● **YOUR ASSIGNMENT**: Identify each line below that contains the word "Produtos", and copy it out.

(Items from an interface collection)
# # #

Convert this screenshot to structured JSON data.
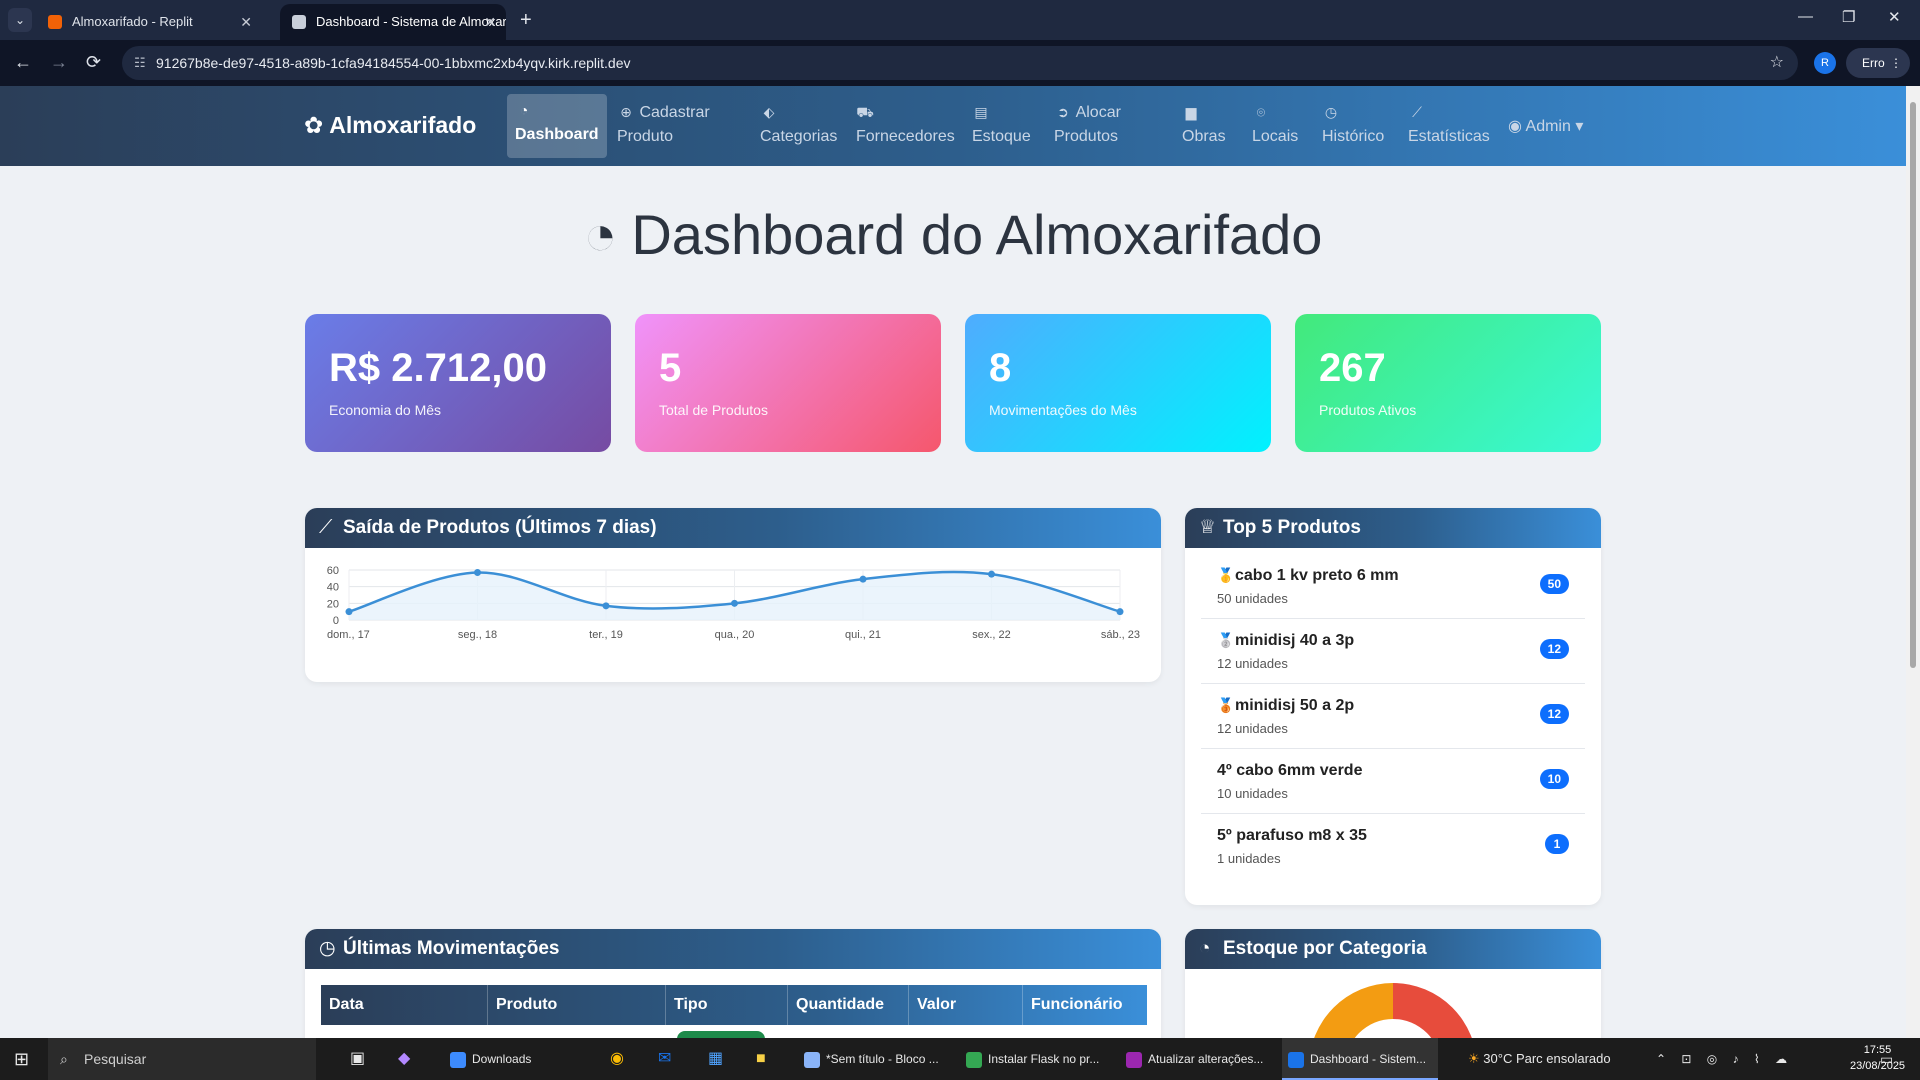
{
  "browser": {
    "tabs": [
      {
        "title": "Almoxarifado - Replit",
        "favicon_color": "#f26207"
      },
      {
        "title": "Dashboard - Sistema de Almoxarifado",
        "favicon_color": "#c9cfda"
      }
    ],
    "url": "91267b8e-de97-4518-a89b-1cfa94184554-00-1bbxmc2xb4yqv.kirk.replit.dev",
    "profile_initial": "R",
    "error_label": "Erro",
    "icons": {
      "back": "←",
      "forward": "→",
      "reload": "⟳",
      "tune": "☷",
      "star": "☆",
      "menu": "⋮",
      "minimize": "—",
      "restore": "❐",
      "close": "✕",
      "tab_close": "✕",
      "new_tab": "+",
      "tab_menu": "⌄"
    }
  },
  "navbar": {
    "brand": "Almoxarifado",
    "brand_icon": "✿",
    "items": [
      {
        "icon": "◔",
        "line1": "",
        "line2": "Dashboard"
      },
      {
        "icon": "⊕",
        "line1": "Cadastrar",
        "line2": "Produto"
      },
      {
        "icon": "⬖",
        "line1": "",
        "line2": "Categorias"
      },
      {
        "icon": "⛟",
        "line1": "",
        "line2": "Fornecedores"
      },
      {
        "icon": "▤",
        "line1": "",
        "line2": "Estoque"
      },
      {
        "icon": "➲",
        "line1": "Alocar",
        "line2": "Produtos"
      },
      {
        "icon": "▆",
        "line1": "",
        "line2": "Obras"
      },
      {
        "icon": "⌾",
        "line1": "",
        "line2": "Locais"
      },
      {
        "icon": "◷",
        "line1": "",
        "line2": "Histórico"
      },
      {
        "icon": "⟋",
        "line1": "",
        "line2": "Estatísticas"
      }
    ],
    "admin": {
      "icon": "◉",
      "label": "Admin",
      "caret": "▾"
    }
  },
  "page": {
    "title": "Dashboard do Almoxarifado",
    "title_icon": "◔"
  },
  "stats": [
    {
      "value": "R$ 2.712,00",
      "label": "Economia do Mês",
      "color_from": "#6a7de8",
      "color_to": "#764ba2"
    },
    {
      "value": "5",
      "label": "Total de Produtos",
      "color_from": "#f093fb",
      "color_to": "#f5576c"
    },
    {
      "value": "8",
      "label": "Movimentações do Mês",
      "color_from": "#4facfe",
      "color_to": "#00f2fe"
    },
    {
      "value": "267",
      "label": "Produtos Ativos",
      "color_from": "#43e97b",
      "color_to": "#38f9d7"
    }
  ],
  "saida_card": {
    "title": "Saída de Produtos (Últimos 7 dias)",
    "icon": "⟋"
  },
  "chart_data": {
    "type": "line",
    "title": "",
    "categories": [
      "dom., 17",
      "seg., 18",
      "ter., 19",
      "qua., 20",
      "qui., 21",
      "sex., 22",
      "sáb., 23"
    ],
    "values": [
      10,
      57,
      17,
      20,
      49,
      55,
      10
    ],
    "xlabel": "",
    "ylabel": "",
    "ylim": [
      0,
      60
    ],
    "yticks": [
      "0",
      "20",
      "40",
      "60"
    ],
    "grid": true,
    "line_color": "#3b8fd6",
    "fill_color": "#e6f1fb",
    "smooth": true
  },
  "top5": {
    "title": "Top 5 Produtos",
    "icon": "♕",
    "items": [
      {
        "medal": "🥇",
        "name": "cabo 1 kv preto 6 mm",
        "sub": "50 unidades",
        "badge": "50"
      },
      {
        "medal": "🥈",
        "name": "minidisj 40 a 3p",
        "sub": "12 unidades",
        "badge": "12"
      },
      {
        "medal": "🥉",
        "name": "minidisj 50 a 2p",
        "sub": "12 unidades",
        "badge": "12"
      },
      {
        "medal": "",
        "name": "4º cabo 6mm verde",
        "sub": "10 unidades",
        "badge": "10"
      },
      {
        "medal": "",
        "name": "5º parafuso m8 x 35",
        "sub": "1 unidades",
        "badge": "1"
      }
    ]
  },
  "movimentacoes": {
    "title": "Últimas Movimentações",
    "icon": "◷",
    "columns": [
      "Data",
      "Produto",
      "Tipo",
      "Quantidade",
      "Valor",
      "Funcionário"
    ]
  },
  "estoque_categoria": {
    "title": "Estoque por Categoria",
    "icon": "◔"
  },
  "taskbar": {
    "search_placeholder": "Pesquisar",
    "apps": [
      {
        "label": "Downloads",
        "color": "#3d8bfd"
      },
      {
        "label": "*Sem título - Bloco ...",
        "color": "#8ab4f8"
      },
      {
        "label": "Instalar Flask no pr...",
        "color": "#34a853"
      },
      {
        "label": "Atualizar alterações...",
        "color": "#9c27b0"
      },
      {
        "label": "Dashboard - Sistem...",
        "color": "#1a73e8"
      }
    ],
    "weather": "30°C  Parc ensolarado",
    "time": "17:55",
    "date": "23/08/2025"
  }
}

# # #

● **ANSWER TO THIS TASK**:
        "line2": "Produtos"
      "label": "Total de Produtos",
      "label": "Produtos Ativos",
    "title": "Saída de Produtos (Últimos 7 dias)",
    "title": "Top 5 Produtos",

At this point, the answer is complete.